On October 23, 2009, New York State Senate Committees on Insurance, Health, and Mental Health & Developmental Disabilities will hold a public hearing on the role of health insurance in the treatment of autism spectrum disorder. Autism spectrum disorder (ASD) is one of the fastest growing neurodevelopmental disabilities in America. According to a recent U.S. Centers for Disease Control and Prevention (CDC) study, autism spectrum disorder affects as many as 1 in 150 American children. In New York State, it is estimated that 33,000 children and youth from birth to age 17 have autism.
Most health plans in New York do not cover or cover a very small amount of the expenses of treating ASD. As a result families of those with ASD typically are forced to pay for the costs of treatment on their own.
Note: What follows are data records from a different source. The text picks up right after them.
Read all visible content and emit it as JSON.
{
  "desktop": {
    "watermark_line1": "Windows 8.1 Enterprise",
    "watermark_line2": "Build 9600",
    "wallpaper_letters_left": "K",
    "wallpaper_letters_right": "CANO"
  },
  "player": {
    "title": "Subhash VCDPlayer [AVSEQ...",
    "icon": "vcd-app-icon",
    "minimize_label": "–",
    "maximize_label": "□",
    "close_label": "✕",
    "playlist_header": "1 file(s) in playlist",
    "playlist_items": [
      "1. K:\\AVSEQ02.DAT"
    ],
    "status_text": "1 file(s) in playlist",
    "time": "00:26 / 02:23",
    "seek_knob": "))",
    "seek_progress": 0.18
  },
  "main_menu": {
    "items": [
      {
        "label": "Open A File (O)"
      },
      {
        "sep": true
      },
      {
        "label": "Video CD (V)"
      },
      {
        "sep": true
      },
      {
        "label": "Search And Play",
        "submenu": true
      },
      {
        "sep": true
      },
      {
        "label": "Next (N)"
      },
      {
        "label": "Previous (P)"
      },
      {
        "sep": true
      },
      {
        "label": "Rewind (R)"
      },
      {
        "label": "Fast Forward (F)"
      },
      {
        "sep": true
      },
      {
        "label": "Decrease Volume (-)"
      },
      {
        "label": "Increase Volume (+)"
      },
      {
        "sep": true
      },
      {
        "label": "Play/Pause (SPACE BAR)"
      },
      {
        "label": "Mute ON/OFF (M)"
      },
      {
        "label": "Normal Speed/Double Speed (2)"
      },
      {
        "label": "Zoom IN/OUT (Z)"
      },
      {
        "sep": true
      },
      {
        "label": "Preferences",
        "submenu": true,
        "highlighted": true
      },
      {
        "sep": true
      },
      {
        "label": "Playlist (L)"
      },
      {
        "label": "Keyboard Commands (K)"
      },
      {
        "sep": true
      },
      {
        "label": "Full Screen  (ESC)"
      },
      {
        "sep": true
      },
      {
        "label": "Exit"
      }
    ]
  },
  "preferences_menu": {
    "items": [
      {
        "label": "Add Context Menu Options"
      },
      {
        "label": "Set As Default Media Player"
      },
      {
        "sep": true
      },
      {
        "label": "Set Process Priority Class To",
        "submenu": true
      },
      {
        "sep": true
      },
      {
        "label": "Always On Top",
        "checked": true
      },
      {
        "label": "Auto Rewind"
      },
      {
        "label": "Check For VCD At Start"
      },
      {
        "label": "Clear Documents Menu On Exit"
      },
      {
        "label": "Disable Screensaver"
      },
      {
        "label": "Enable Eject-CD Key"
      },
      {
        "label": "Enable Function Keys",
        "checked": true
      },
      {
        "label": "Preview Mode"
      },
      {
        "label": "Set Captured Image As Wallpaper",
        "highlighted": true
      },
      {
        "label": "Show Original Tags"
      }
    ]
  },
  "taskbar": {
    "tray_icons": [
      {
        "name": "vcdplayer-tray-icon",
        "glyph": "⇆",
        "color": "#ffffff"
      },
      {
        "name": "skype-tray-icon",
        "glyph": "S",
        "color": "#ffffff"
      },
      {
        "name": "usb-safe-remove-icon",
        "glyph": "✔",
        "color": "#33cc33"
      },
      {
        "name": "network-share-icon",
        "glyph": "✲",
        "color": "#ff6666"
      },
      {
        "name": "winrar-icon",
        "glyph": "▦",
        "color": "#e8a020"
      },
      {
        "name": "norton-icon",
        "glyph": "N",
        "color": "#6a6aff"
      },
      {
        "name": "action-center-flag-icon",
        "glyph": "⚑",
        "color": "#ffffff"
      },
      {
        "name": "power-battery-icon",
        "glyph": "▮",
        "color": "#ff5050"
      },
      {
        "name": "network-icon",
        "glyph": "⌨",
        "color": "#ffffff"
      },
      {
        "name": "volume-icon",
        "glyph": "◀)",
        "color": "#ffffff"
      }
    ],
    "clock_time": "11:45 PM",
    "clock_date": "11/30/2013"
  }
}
Such costs, which can be as high as $2,000 to $4,000 per month, place a significant financial strain on families.
Several other states have laws requiring health insurers to cover treatment for ASD. There is also legislation pending in the U.S. Congress which would require, among other things, health insurers to cover the diagnosis and treatment of autism spectrum disorders. There is increasing pressure on New York state legislators from families of individuals with ASD and advocacy groups to pass legislation which would require health insurance coverage for the treatment of New Yorkers with ASD. The goal of the public hearing is to explore a solution which would help lessen the financial burden on individuals with ASD and their families but which would not place an undue burden on health plans. The hearing will start at 10 a.m. on October 23 and will be held in Meeting Rooms 2 and 3 of the Empire State Plaza, Concourse Level, in Albany, New York. Please contact my office at (518) 455-2225 if you would like more information.